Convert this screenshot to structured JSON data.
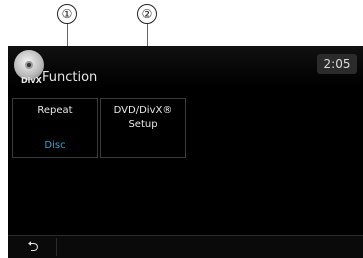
{
  "callouts": [
    "①",
    "②"
  ],
  "header": {
    "badge": "DivX",
    "title": "Function",
    "clock": "2:05"
  },
  "tiles": [
    {
      "label": "Repeat",
      "value": "Disc"
    },
    {
      "label_line1": "DVD/DivX®",
      "label_line2": "Setup"
    }
  ],
  "footer": {
    "back_glyph": "⮌"
  },
  "colors": {
    "value_accent": "#2aa7d6",
    "leader_line": "#d8324a"
  }
}
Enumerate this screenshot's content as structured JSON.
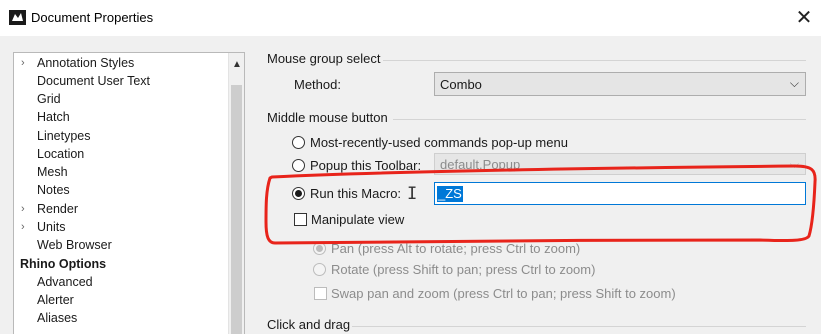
{
  "window": {
    "title": "Document Properties",
    "close_glyph": "✕"
  },
  "tree": {
    "items": [
      {
        "label": "Annotation Styles",
        "expandable": true,
        "level": 1
      },
      {
        "label": "Document User Text",
        "expandable": false,
        "level": 1
      },
      {
        "label": "Grid",
        "expandable": false,
        "level": 1
      },
      {
        "label": "Hatch",
        "expandable": false,
        "level": 1
      },
      {
        "label": "Linetypes",
        "expandable": false,
        "level": 1
      },
      {
        "label": "Location",
        "expandable": false,
        "level": 1
      },
      {
        "label": "Mesh",
        "expandable": false,
        "level": 1
      },
      {
        "label": "Notes",
        "expandable": false,
        "level": 1
      },
      {
        "label": "Render",
        "expandable": true,
        "level": 1
      },
      {
        "label": "Units",
        "expandable": true,
        "level": 1
      },
      {
        "label": "Web Browser",
        "expandable": false,
        "level": 1
      },
      {
        "label": "Rhino Options",
        "expandable": false,
        "level": 0
      },
      {
        "label": "Advanced",
        "expandable": false,
        "level": 1
      },
      {
        "label": "Alerter",
        "expandable": false,
        "level": 1
      },
      {
        "label": "Aliases",
        "expandable": false,
        "level": 1
      }
    ]
  },
  "mouse_group": {
    "title": "Mouse group select",
    "method_label": "Method:",
    "method_value": "Combo"
  },
  "middle_button": {
    "title": "Middle mouse button",
    "opt_popup_menu": "Most-recently-used commands pop-up menu",
    "opt_popup_toolbar": "Popup this Toolbar:",
    "toolbar_value": "default.Popup",
    "opt_run_macro": "Run this Macro:",
    "macro_value": "_ZS",
    "manipulate_view": "Manipulate view",
    "pan_option": "Pan (press Alt to rotate; press Ctrl to zoom)",
    "rotate_option": "Rotate (press Shift to pan; press Ctrl to zoom)",
    "swap_option": "Swap pan and zoom (press Ctrl to pan; press Shift to zoom)"
  },
  "click_drag": {
    "title": "Click and drag"
  },
  "colors": {
    "accent": "#0078d7",
    "annotation": "#e8241b"
  }
}
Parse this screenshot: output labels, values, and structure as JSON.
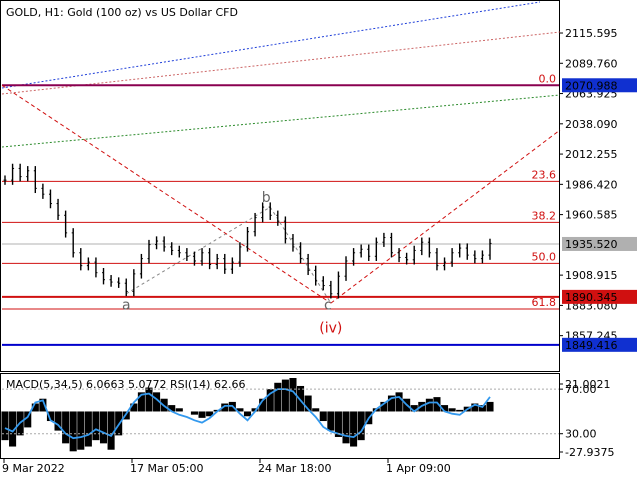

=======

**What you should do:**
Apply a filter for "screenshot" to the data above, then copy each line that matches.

**Result for this task:**
Convert this screenshot to structured JSON data.
Enumerate this screenshot's content as structured JSON.
Parse this screenshot: output labels, values, and structure as JSON.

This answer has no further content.